What is a Culture War? In America, it generally means an angry squabbling over such issues as the proper role of religion and traditional culture in the public square. Should public schools teach evolution? Does a fetus have equal human rights? Should homosexuals be allowed to marry?
Recent headlines demonstrate the terrifying possibilities of other forms of culture war. In central Nigeria, for instance, Islamic militant group Boko Haram has sharpened a bloody conflict between Muslims and Christians. The organization has bombed Christian churches and killed Christians who would not convert to Islam.

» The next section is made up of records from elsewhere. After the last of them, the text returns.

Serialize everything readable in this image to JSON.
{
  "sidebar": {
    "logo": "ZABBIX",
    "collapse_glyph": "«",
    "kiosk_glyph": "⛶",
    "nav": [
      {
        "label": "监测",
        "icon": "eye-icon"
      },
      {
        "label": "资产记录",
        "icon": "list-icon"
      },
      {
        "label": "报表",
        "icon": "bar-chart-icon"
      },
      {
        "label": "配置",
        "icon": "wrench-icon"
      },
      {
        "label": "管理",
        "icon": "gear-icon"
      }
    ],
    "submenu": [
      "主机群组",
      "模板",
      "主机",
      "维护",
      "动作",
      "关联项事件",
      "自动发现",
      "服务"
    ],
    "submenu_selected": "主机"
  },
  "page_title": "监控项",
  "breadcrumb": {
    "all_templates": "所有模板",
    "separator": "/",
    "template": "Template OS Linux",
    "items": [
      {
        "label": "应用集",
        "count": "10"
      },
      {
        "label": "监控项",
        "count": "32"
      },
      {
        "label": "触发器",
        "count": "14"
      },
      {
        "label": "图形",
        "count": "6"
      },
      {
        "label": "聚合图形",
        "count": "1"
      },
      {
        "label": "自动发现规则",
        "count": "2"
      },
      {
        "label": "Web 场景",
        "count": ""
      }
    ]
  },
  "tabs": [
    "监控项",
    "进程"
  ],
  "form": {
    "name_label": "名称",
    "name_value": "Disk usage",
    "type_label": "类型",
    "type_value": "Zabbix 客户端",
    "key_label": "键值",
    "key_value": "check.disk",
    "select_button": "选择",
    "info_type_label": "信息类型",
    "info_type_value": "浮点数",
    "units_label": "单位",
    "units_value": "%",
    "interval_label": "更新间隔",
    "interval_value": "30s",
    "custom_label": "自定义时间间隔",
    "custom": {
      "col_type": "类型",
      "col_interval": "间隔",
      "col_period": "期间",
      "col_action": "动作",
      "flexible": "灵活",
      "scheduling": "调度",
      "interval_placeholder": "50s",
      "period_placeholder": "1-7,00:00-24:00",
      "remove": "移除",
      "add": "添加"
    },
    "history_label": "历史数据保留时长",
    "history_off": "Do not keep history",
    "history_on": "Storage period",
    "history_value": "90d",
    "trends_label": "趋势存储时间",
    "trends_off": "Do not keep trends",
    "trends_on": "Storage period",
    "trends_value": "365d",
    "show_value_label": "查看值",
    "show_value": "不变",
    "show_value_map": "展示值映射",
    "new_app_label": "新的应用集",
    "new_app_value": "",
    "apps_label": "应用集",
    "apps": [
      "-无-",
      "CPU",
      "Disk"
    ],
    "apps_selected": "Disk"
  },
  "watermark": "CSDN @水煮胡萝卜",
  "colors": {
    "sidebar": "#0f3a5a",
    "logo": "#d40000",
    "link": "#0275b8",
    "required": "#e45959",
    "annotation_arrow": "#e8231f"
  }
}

Could such atrocity result from America’s milder culture wars? After all, America is no stranger to intensely violent civil war. It’s not hard to imagine a new breakout. Jonny Scaramanga of Leaving Fundamentalism has argued recently how easy it is to envision a Bible-Christian theology of suicide bombing. And unfortunately we don’t even need to imagine. With shootings of abortion providers and murders of homosexuals, not to mention generations of lynchings and white-supremacist violence, Fundamentalist America has proven itself capable of war, genocide, and atrocity.The Left, too, has shown its teeth. When the Students for a Democratic Society splintered in the late 1960s, the Weather Underground faction devoted itself to a nearly suicidal campaign of bombings. More recently, too, angry anti-fundamentalists such as Dan Savage have demonstrated their willingness to demean and belittle their Christian audiences.
Now, we need to be careful here. There is a vast gulf between Dan Savage’s culture-war anger and the bombing of churches. There is also, thankfully, a huge divide between ardent advocacy for a more thoroughly Biblical public culture and pogroms. The point, though, is that the aggressive bombast of America’s culture warriors makes it depressingly easy to imagine an America in which culture war turns into real war.
At the risk of sounding apocalyptic, let’s imagine some of the ways America’s culture wars might escalate into something far more horrific.
1.) Geographic contiguity. If two or more regions developed a sense of beleaguered cultural identity, those identities could form the bases of separate warring nations. For instance, when the eleven states of the Confederacy determined that their interests were no longer defended in the Federal government, they seceded. Similarly, during the War of 1812, the Hartford Convention nearly led to the secession of the Northeast. In today’s politics, we can see some sense of a sharpening coastal/flyover divide, a red state/blue state antagonism.
2.) Connection of culture issues to existing racial/ethnic/religious divisions. These divisions have often proved the most explosive in American history. Wars and riots among groups such as Native Americans, Irish-Catholic Americans, and African Americans have burned America’s cities and bloodied America’s plains. Were similar connections be made between ethnic status and religious affiliation, similar violence could certainly emerge again.
Our hopes, of course, remain high that America’s culture wars will mitigate, not escalate. The purpose of this blog is to build intellectual bridges between Fundamentalist America and its critics.
Nevertheless, the depressing norm from history and current world events is for culture wars to attach themselves like lampreys to other sorts of conflicts, escalating the bloodshed as each side sees itself as holy warriors in a righteous cause.